Is the mold that grows on an iron dangerous?
Many strains of mold that can be found commonly in the home are harmless to humans. However, there are several types that are known to cause illness and even serious conditions in humans, such as headaches, breathing difficulties, nausea, and skin irritation. In people with immune system deficiencies, reactions to some strains may even require hospitalization for treatment.
The strain of mold with the highest likelihood of causing severe reactions in humans is Stachybotrys chartarum, also known as black mold. Black mold is not only dangerous to humans but can be equally hazardous to pets. Despite being known as black mold, this strain can also have a greenish appearance.
As it is difficult to tell which strain of mold you are dealing with when cleaning a moldy iron, you should always ensure that you are fully protected. This includes the use of a breathing mask to prevent inhalation of spores, rubber gloves to stop any contact between the spores and skin which can cause irritation, and goggles to remove the possibility of allergic reactions such as allergic conjunctivitis.
How to clean mold off an iron
The good news is, that should you discover mold in your iron’s water reservoir, it’s very simple to remove.
The best advice we can give here is to check your iron’s manual before you begin to clean. The make and model of iron you own may have features that don’t require a full descale if it has the functionality to do so itself for example, and there may be warnings on which chemicals can be safely used.
Read this manual first to make sure you are not doing anything which could damage the iron or void the warranty. Once you’re happy, you can begin.
You’ll only need a few things to begin cleaning your iron of mold, and it can be completed in a few easy steps.
What you’ll need:
- Distilled (white) vinegar
- Distilled water
- Paper towels or a clean cloth
- Breathing mask
- Rubber gloves
As you are dealing with mold and the possibility of its spores spreading, you will need to wear a breathing mask, rubber gloves, and some protective eyewear. This will prevent contact with the spores on your skin, eyes, or lungs.

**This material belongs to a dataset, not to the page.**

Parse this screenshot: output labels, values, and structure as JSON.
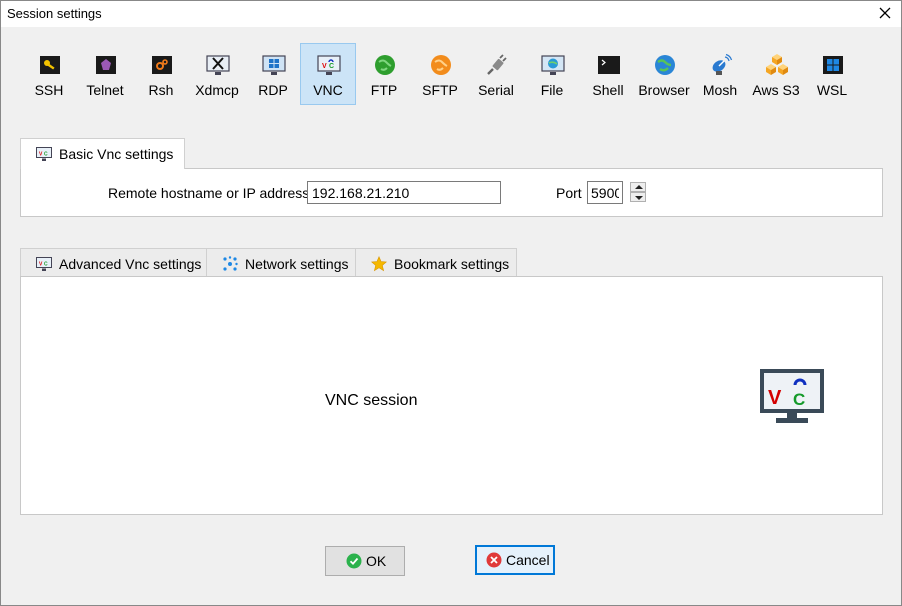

If there is any residual water left in the reservoir, pour it away outside of the home. This prevents mold spores from being spread throughout your house whilst emptying.
Mix 1 part of white vinegar with 1 part distilled water and pour into the iron. Place the iron down somewhere safe in an upright position and allow it to steam on its own for a minimum of five minutes. This will allow the vinegar-infused steam to penetrate each part of the iron, killing any mold or spores.

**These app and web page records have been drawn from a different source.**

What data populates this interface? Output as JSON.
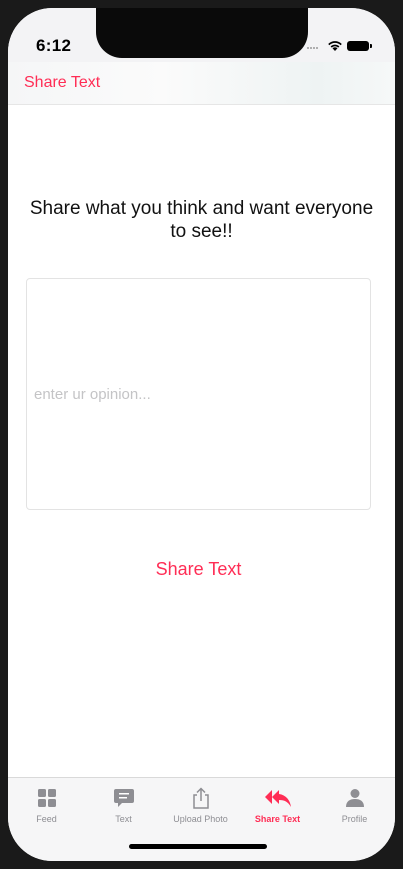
{
  "status": {
    "time": "6:12"
  },
  "nav": {
    "title": "Share Text"
  },
  "main": {
    "heading": "Share what you think and want everyone to see!!",
    "textarea_placeholder": "enter ur opinion...",
    "share_button": "Share Text"
  },
  "tabs": [
    {
      "label": "Feed",
      "icon": "grid-icon",
      "active": false
    },
    {
      "label": "Text",
      "icon": "message-icon",
      "active": false
    },
    {
      "label": "Upload Photo",
      "icon": "share-upload-icon",
      "active": false
    },
    {
      "label": "Share Text",
      "icon": "reply-all-icon",
      "active": true
    },
    {
      "label": "Profile",
      "icon": "person-icon",
      "active": false
    }
  ],
  "colors": {
    "accent": "#ff2d55",
    "inactive": "#8e8e93"
  }
}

Turn off the iron and allow it to cool down somewhere safe. Once cooled completely, drain the water/vinegar solution from the iron.
Dab a little distilled vinegar onto the cloth or paper towels you are using, and begin to wipe the bottom and exterior surfaces of the iron. Ensure the iron is completely cool before doing so.
Using the toothbrush and a little vinegar, gently scrub the steam vents. There are mineral deposits that can become lodged here, and these can be easily removed with a little elbow grease and vinegar. This takes away a perfect location for mold to accumulate.
Once again, fill your iron, but this time with only distilled water, and leave to steam for an additional 5 minutes. This is to drive out the remaining vinegar and limit its residual odor.
How to prevent mold from growing on an iron
The best way to prevent mold from growing in an iron in the first place is to ensure it is kept as dry and clean as possible.
After each usage, ensure you fully empty the water reservoir and leave the cap open to allow moisture to evaporate. You do not need to deep clean your iron after each use, but keeping a check on the bottom and steam vents is good practice to ensure that there is no buildup of organic materials.
If possible, store your iron in a location where it can be exposed to at least some natural sunlight. The sun’s UV rays will kill mold and its spores, and as many irons have transparent water reservoirs, the sunlight should be able to penetrate through the plastic and eliminate any mold living there.